Charlemagne was not a political innovator, and did not provide any new sort of political glue to a polyglot, multi-traditioned state. Mostly, the administration of his domains was based on the Merovingian pattern of dependence on counts, whose loyalty was sought by dint of the King's raw power, and the benefits to be derived from association with him. Beyond that, the Churh was incorporated more closely into administration, as had been the trend from Pepin onwards. On the militarized borders and in newly conquered areas, margraves, or border counts, were established to maintain order, defend new acquisitions, and support the conversion process. A small group of the king's associates watched over all of this, and were in frequent contact with Charlemagne at Aachen. The King's sons were made titular kings of newly acquired areas, with some limited executive power. The challenge of this whole system was not unlike that in the Merovingian period--how to guarantee the continued loyalty of local administrators. There was no mechanism to do so, and often Charles' army was the answer. Additionally, missi dominici were royal agents created by Charlemagne. Consisting of a lay noble and a cleric sent directly from the palace out to the counties, they were to convey the king's desires and report back to him the conditions of the realm. As long as--and only as long as--a powerful king stood behind the missi, the system could work. As well, though the right of localities and various ethnic groups to individual customary law codes was recognized, during Charlemagne and Louis the Pious' lifetime, capitularies were issued by the central government which applied to all subjects equally. Finally, yearly assemblies were held in the spring or summer.

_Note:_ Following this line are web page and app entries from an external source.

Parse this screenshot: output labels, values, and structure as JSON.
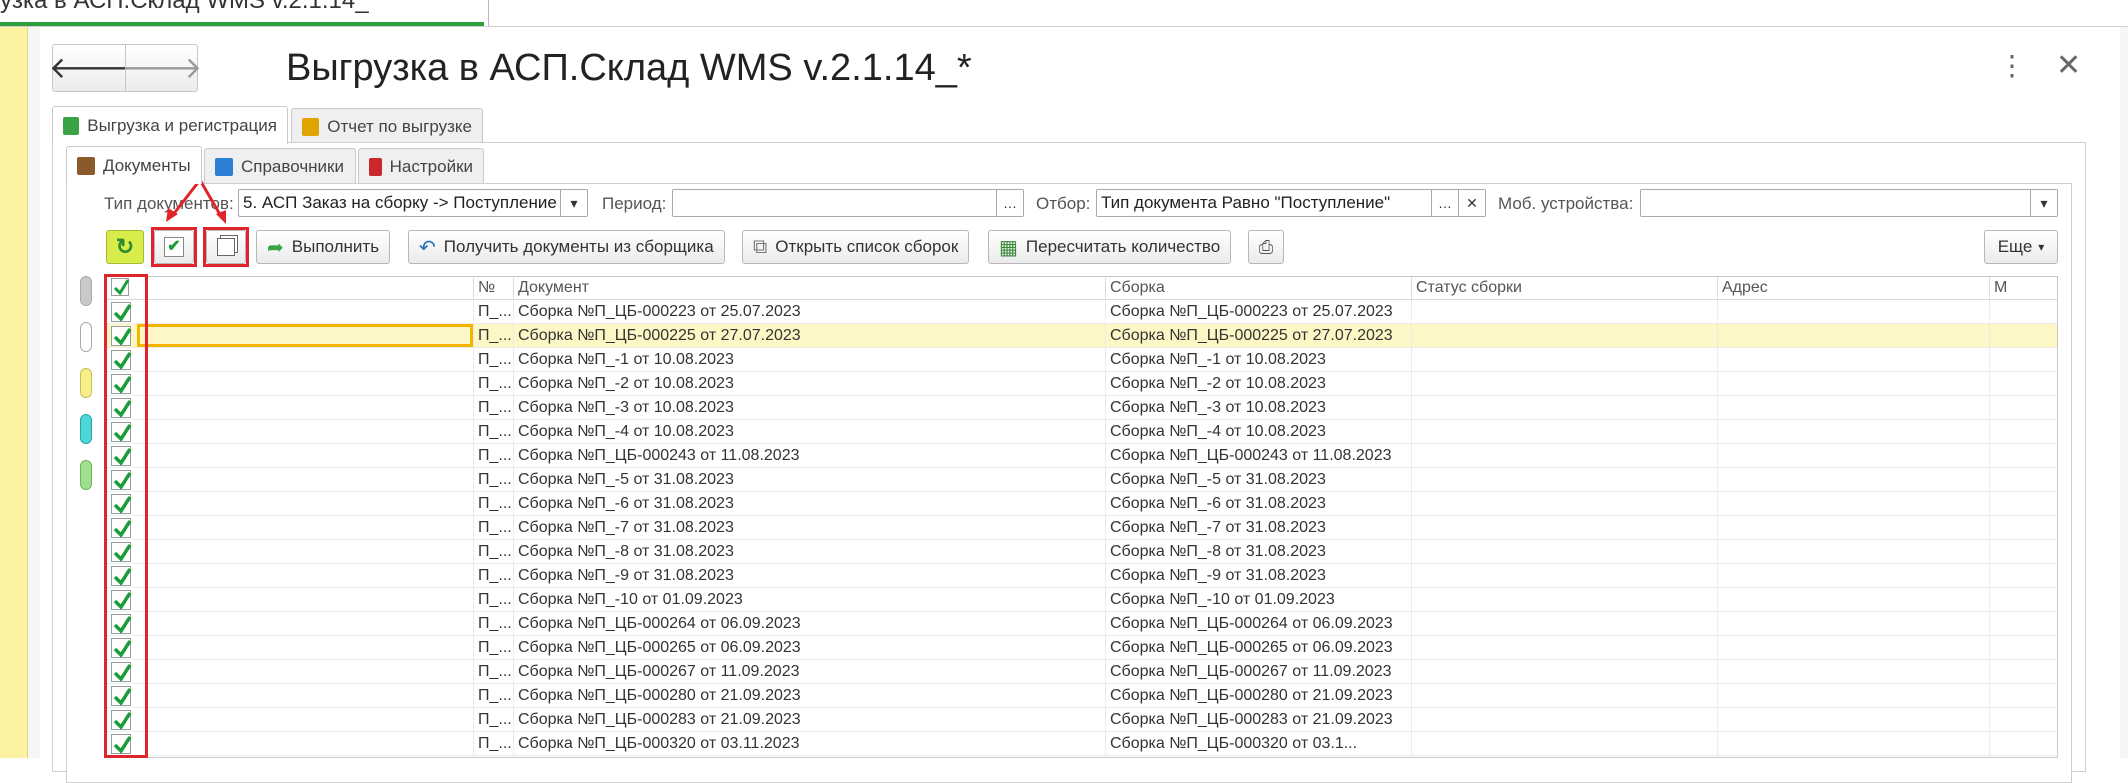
{
  "window_tab": {
    "title": "узка в АСП.Склад WMS v.2.1.14_"
  },
  "header": {
    "title": "Выгрузка в АСП.Склад WMS v.2.1.14_*",
    "back": "🡐",
    "forward": "🡒",
    "menu": "⋮",
    "close": "✕"
  },
  "tabs": [
    {
      "label": "Выгрузка и регистрация",
      "icon": "upload-register-icon",
      "color": "#3aa346"
    },
    {
      "label": "Отчет по выгрузке",
      "icon": "report-icon",
      "color": "#e0a300"
    }
  ],
  "subtabs": [
    {
      "label": "Документы",
      "icon": "briefcase-icon",
      "color": "#8a5a2b"
    },
    {
      "label": "Справочники",
      "icon": "catalog-icon",
      "color": "#2d7fd3"
    },
    {
      "label": "Настройки",
      "icon": "settings-icon",
      "color": "#c9282d"
    }
  ],
  "filters": {
    "doc_type_label": "Тип документов:",
    "doc_type_value": "5. АСП Заказ на сборку -> Поступление",
    "period_label": "Период:",
    "period_value": "",
    "filter_label": "Отбор:",
    "filter_value": "Тип документа Равно \"Поступление\"",
    "mobile_label": "Моб. устройства:",
    "mobile_value": ""
  },
  "toolbar": {
    "execute": "Выполнить",
    "get_docs": "Получить документы из сборщика",
    "open_list": "Открыть список сборок",
    "recount": "Пересчитать количество",
    "more": "Еще"
  },
  "table": {
    "columns": [
      "№",
      "Документ",
      "Сборка",
      "Статус сборки",
      "Адрес",
      "М"
    ],
    "rows": [
      {
        "num": "П_...",
        "doc": "Сборка №П_ЦБ-000223 от 25.07.2023",
        "assembly": "Сборка №П_ЦБ-000223 от 25.07.2023"
      },
      {
        "num": "П_...",
        "doc": "Сборка №П_ЦБ-000225 от 27.07.2023",
        "assembly": "Сборка №П_ЦБ-000225 от 27.07.2023"
      },
      {
        "num": "П_...",
        "doc": "Сборка №П_-1 от 10.08.2023",
        "assembly": "Сборка №П_-1 от 10.08.2023"
      },
      {
        "num": "П_...",
        "doc": "Сборка №П_-2 от 10.08.2023",
        "assembly": "Сборка №П_-2 от 10.08.2023"
      },
      {
        "num": "П_...",
        "doc": "Сборка №П_-3 от 10.08.2023",
        "assembly": "Сборка №П_-3 от 10.08.2023"
      },
      {
        "num": "П_...",
        "doc": "Сборка №П_-4 от 10.08.2023",
        "assembly": "Сборка №П_-4 от 10.08.2023"
      },
      {
        "num": "П_...",
        "doc": "Сборка №П_ЦБ-000243 от 11.08.2023",
        "assembly": "Сборка №П_ЦБ-000243 от 11.08.2023"
      },
      {
        "num": "П_...",
        "doc": "Сборка №П_-5 от 31.08.2023",
        "assembly": "Сборка №П_-5 от 31.08.2023"
      },
      {
        "num": "П_...",
        "doc": "Сборка №П_-6 от 31.08.2023",
        "assembly": "Сборка №П_-6 от 31.08.2023"
      },
      {
        "num": "П_...",
        "doc": "Сборка №П_-7 от 31.08.2023",
        "assembly": "Сборка №П_-7 от 31.08.2023"
      },
      {
        "num": "П_...",
        "doc": "Сборка №П_-8 от 31.08.2023",
        "assembly": "Сборка №П_-8 от 31.08.2023"
      },
      {
        "num": "П_...",
        "doc": "Сборка №П_-9 от 31.08.2023",
        "assembly": "Сборка №П_-9 от 31.08.2023"
      },
      {
        "num": "П_...",
        "doc": "Сборка №П_-10 от 01.09.2023",
        "assembly": "Сборка №П_-10 от 01.09.2023"
      },
      {
        "num": "П_...",
        "doc": "Сборка №П_ЦБ-000264 от 06.09.2023",
        "assembly": "Сборка №П_ЦБ-000264 от 06.09.2023"
      },
      {
        "num": "П_...",
        "doc": "Сборка №П_ЦБ-000265 от 06.09.2023",
        "assembly": "Сборка №П_ЦБ-000265 от 06.09.2023"
      },
      {
        "num": "П_...",
        "doc": "Сборка №П_ЦБ-000267 от 11.09.2023",
        "assembly": "Сборка №П_ЦБ-000267 от 11.09.2023"
      },
      {
        "num": "П_...",
        "doc": "Сборка №П_ЦБ-000280 от 21.09.2023",
        "assembly": "Сборка №П_ЦБ-000280 от 21.09.2023"
      },
      {
        "num": "П_...",
        "doc": "Сборка №П_ЦБ-000283 от 21.09.2023",
        "assembly": "Сборка №П_ЦБ-000283 от 21.09.2023"
      },
      {
        "num": "П_...",
        "doc": "Сборка №П_ЦБ-000320       от 03.11.2023",
        "assembly": "Сборка №П_ЦБ-000320       от 03.1..."
      }
    ]
  },
  "colors": {
    "check_green": "#1a9c3a",
    "highlight_red": "#e0242b",
    "selected_row": "#fdf7c6",
    "focus_border": "#f4b400"
  }
}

Gathering together counts, dukes, their retinues, and the royal host, issues of general concern would be addressed, after which the army would go off to fight across the nearest border. As far as fiscal administration was concerned, public taxation was not much more orderly than it had been under the effective Merovingians. Aside from certain dues, the king lived mostly off the revenues of his large estates scattered throughout Francia. Moving from one to another as provisions ran low, it allowed him to check up on conditions regionally. All in all, "we are still dealing with a primitive German monarchy--but a primitive German monarchy presided over by a political genius" quite adept at warfare.